Well, I read several of Matt Pietrek's articles on Portable Executable (PE) files, like:
- An In-Depth Look into the Win32 Portable Executable File Format, Part 1 and Part 2
- MSJ article on linkers
- MSJ article on COFF format
In addition, I have read a few other sources on the subject. It is either me overlooking some parts, or the questions aren't answered there.
So, here are the questions:
It is known that, when loading an EXE, the Windows Loader reads the list of imported DLL's from the Importa Address Table (IAT), and loads them into the process address space.
The process address space is a virtual space. The DLL may have already loaded into some physical space. This happens for DLLs like
USER32.dll. What is the relation between the physical and virtual address? Does the loader just allocate pages and copy the DLL, or does it make references?
If a DLL is not loaded, does the Loader load the whole DLL, or just the functions needed? For instance, if you used function
bar.dll, does the loader load the whole
bar.dllinto the process address space?

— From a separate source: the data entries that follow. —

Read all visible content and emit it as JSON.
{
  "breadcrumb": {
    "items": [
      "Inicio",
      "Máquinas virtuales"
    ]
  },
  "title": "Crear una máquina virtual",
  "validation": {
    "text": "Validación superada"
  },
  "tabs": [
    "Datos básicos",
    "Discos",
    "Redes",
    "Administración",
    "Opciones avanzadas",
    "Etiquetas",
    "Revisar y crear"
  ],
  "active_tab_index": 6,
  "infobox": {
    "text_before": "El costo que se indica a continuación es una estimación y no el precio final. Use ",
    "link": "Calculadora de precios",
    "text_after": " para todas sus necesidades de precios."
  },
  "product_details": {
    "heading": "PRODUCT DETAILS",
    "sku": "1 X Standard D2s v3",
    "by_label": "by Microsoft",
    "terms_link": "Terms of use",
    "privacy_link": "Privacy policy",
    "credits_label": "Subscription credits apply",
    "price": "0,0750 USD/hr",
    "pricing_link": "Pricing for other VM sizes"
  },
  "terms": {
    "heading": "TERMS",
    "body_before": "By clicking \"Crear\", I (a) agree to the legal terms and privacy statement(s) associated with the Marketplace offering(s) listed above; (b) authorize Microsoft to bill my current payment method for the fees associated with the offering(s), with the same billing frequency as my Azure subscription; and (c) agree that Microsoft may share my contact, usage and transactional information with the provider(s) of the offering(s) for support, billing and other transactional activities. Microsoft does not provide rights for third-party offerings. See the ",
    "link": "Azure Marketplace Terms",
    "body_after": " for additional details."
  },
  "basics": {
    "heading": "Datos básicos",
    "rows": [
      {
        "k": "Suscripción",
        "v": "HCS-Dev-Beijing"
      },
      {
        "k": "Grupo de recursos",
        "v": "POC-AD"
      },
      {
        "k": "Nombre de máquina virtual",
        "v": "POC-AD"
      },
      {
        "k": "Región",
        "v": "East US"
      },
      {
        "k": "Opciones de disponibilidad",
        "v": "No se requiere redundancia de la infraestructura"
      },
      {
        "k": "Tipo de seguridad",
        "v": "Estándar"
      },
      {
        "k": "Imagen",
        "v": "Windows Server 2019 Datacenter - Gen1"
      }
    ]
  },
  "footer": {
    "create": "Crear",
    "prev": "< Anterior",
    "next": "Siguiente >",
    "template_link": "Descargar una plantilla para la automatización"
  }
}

Or, does it just load the
foo's code into the process address space?
Assume your EXE file uses function
USER32.DLL, which resides in
%WINDIR%\system32\user32.dll. Can you develop a customized
USER32.DLL, put it in the same directory as your EXE file, and expect that your customized
MessageBoxis called by your app instead of the system'd default